**Listed records:**

-*-

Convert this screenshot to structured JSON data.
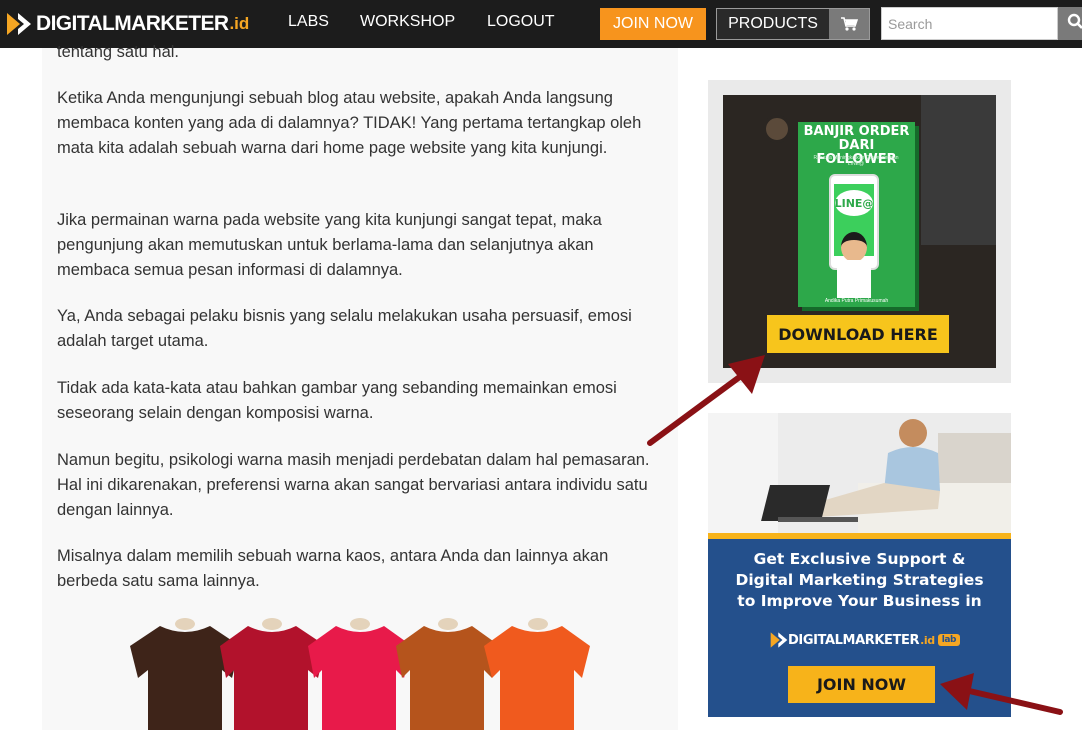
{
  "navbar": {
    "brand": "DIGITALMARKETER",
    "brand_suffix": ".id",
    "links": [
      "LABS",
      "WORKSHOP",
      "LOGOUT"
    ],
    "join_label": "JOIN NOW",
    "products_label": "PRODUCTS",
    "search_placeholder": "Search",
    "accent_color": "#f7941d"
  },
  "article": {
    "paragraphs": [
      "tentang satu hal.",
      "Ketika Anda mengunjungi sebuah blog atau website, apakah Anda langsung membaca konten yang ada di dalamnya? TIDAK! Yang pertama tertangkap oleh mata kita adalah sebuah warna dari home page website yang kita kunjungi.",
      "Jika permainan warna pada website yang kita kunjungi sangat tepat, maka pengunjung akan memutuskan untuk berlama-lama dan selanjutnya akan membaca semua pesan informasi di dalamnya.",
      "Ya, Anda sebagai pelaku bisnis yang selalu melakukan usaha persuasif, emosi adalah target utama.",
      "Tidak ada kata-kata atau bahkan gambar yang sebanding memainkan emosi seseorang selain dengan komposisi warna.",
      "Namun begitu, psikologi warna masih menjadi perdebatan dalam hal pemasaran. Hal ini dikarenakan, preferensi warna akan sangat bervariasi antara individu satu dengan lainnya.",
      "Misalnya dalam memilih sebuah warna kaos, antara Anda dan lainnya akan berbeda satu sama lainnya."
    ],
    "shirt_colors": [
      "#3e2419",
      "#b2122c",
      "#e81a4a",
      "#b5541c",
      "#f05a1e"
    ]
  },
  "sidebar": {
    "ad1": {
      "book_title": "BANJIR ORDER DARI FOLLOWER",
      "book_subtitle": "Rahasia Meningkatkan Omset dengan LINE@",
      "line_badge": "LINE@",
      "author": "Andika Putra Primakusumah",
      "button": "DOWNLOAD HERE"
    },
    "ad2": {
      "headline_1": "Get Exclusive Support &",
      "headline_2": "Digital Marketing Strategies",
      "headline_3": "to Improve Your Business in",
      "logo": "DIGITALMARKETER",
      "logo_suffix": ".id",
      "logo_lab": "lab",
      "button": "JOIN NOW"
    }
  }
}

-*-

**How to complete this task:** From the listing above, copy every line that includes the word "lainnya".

**Response to the exercise:**
      "Namun begitu, psikologi warna masih menjadi perdebatan dalam hal pemasaran. Hal ini dikarenakan, preferensi warna akan sangat bervariasi antara individu satu dengan lainnya.",
      "Misalnya dalam memilih sebuah warna kaos, antara Anda dan lainnya akan berbeda satu sama lainnya."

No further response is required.